Information supplied:
______________________________
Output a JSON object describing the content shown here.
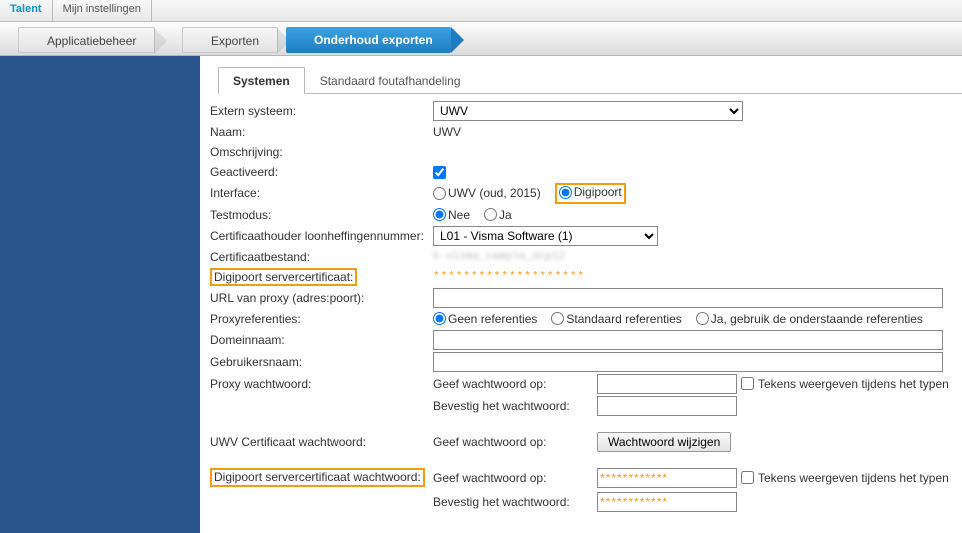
{
  "topbar": {
    "tabs": [
      {
        "label": "Talent",
        "active": true
      },
      {
        "label": "Mijn instellingen",
        "active": false
      }
    ]
  },
  "breadcrumbs": [
    {
      "label": "Applicatiebeheer",
      "active": false
    },
    {
      "label": "Exporten",
      "active": false
    },
    {
      "label": "Onderhoud exporten",
      "active": true
    }
  ],
  "innerTabs": [
    {
      "label": "Systemen",
      "active": true
    },
    {
      "label": "Standaard foutafhandeling",
      "active": false
    }
  ],
  "labels": {
    "externSysteem": "Extern systeem:",
    "naam": "Naam:",
    "omschrijving": "Omschrijving:",
    "geactiveerd": "Geactiveerd:",
    "interface": "Interface:",
    "testmodus": "Testmodus:",
    "certhouder": "Certificaathouder loonheffingennummer:",
    "certbestand": "Certificaatbestand:",
    "digipoortServerCert": "Digipoort servercertificaat:",
    "urlProxy": "URL van proxy (adres:poort):",
    "proxyRef": "Proxyreferenties:",
    "domeinnaam": "Domeinnaam:",
    "gebruikersnaam": "Gebruikersnaam:",
    "proxyWachtwoord": "Proxy wachtwoord:",
    "geefWachtwoord": "Geef wachtwoord op:",
    "bevestigWachtwoord": "Bevestig het wachtwoord:",
    "uwvCertWachtwoord": "UWV Certificaat wachtwoord:",
    "digipoortCertWachtwoord": "Digipoort servercertificaat wachtwoord:",
    "tekensWeergeven": "Tekens weergeven tijdens het typen"
  },
  "values": {
    "externSysteem": "UWV",
    "naam": "UWV",
    "omschrijving": "",
    "geactiveerd": true,
    "interface": {
      "options": [
        "UWV (oud, 2015)",
        "Digipoort"
      ],
      "selected": "Digipoort"
    },
    "testmodus": {
      "options": [
        "Nee",
        "Ja"
      ],
      "selected": "Nee"
    },
    "certhouder": "L01 - Visma Software (1)",
    "certbestand": "k-visma_sample_dcp12",
    "digipoortServerCert": "********************",
    "urlProxy": "",
    "proxyRef": {
      "options": [
        "Geen referenties",
        "Standaard referenties",
        "Ja, gebruik de onderstaande referenties"
      ],
      "selected": "Geen referenties"
    },
    "domeinnaam": "",
    "gebruikersnaam": "",
    "proxyPwd1": "",
    "proxyPwd2": "",
    "showProxyPwd": false,
    "btnWachtwoordWijzigen": "Wachtwoord wijzigen",
    "digipoortPwd1": "************",
    "digipoortPwd2": "************",
    "showDigipoortPwd": false
  }
}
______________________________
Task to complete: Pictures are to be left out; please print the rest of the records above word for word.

Answer section:
Output a JSON object describing the content shown here.
{
  "topbar": {
    "tabs": [
      {
        "label": "Talent",
        "active": true
      },
      {
        "label": "Mijn instellingen",
        "active": false
      }
    ]
  },
  "breadcrumbs": [
    {
      "label": "Applicatiebeheer",
      "active": false
    },
    {
      "label": "Exporten",
      "active": false
    },
    {
      "label": "Onderhoud exporten",
      "active": true
    }
  ],
  "innerTabs": [
    {
      "label": "Systemen",
      "active": true
    },
    {
      "label": "Standaard foutafhandeling",
      "active": false
    }
  ],
  "labels": {
    "externSysteem": "Extern systeem:",
    "naam": "Naam:",
    "omschrijving": "Omschrijving:",
    "geactiveerd": "Geactiveerd:",
    "interface": "Interface:",
    "testmodus": "Testmodus:",
    "certhouder": "Certificaathouder loonheffingennummer:",
    "certbestand": "Certificaatbestand:",
    "digipoortServerCert": "Digipoort servercertificaat:",
    "urlProxy": "URL van proxy (adres:poort):",
    "proxyRef": "Proxyreferenties:",
    "domeinnaam": "Domeinnaam:",
    "gebruikersnaam": "Gebruikersnaam:",
    "proxyWachtwoord": "Proxy wachtwoord:",
    "geefWachtwoord": "Geef wachtwoord op:",
    "bevestigWachtwoord": "Bevestig het wachtwoord:",
    "uwvCertWachtwoord": "UWV Certificaat wachtwoord:",
    "digipoortCertWachtwoord": "Digipoort servercertificaat wachtwoord:",
    "tekensWeergeven": "Tekens weergeven tijdens het typen"
  },
  "values": {
    "externSysteem": "UWV",
    "naam": "UWV",
    "omschrijving": "",
    "geactiveerd": true,
    "interface": {
      "options": [
        "UWV (oud, 2015)",
        "Digipoort"
      ],
      "selected": "Digipoort"
    },
    "testmodus": {
      "options": [
        "Nee",
        "Ja"
      ],
      "selected": "Nee"
    },
    "certhouder": "L01 - Visma Software (1)",
    "certbestand": "k-visma_sample_dcp12",
    "digipoortServerCert": "********************",
    "urlProxy": "",
    "proxyRef": {
      "options": [
        "Geen referenties",
        "Standaard referenties",
        "Ja, gebruik de onderstaande referenties"
      ],
      "selected": "Geen referenties"
    },
    "domeinnaam": "",
    "gebruikersnaam": "",
    "proxyPwd1": "",
    "proxyPwd2": "",
    "showProxyPwd": false,
    "btnWachtwoordWijzigen": "Wachtwoord wijzigen",
    "digipoortPwd1": "************",
    "digipoortPwd2": "************",
    "showDigipoortPwd": false
  }
}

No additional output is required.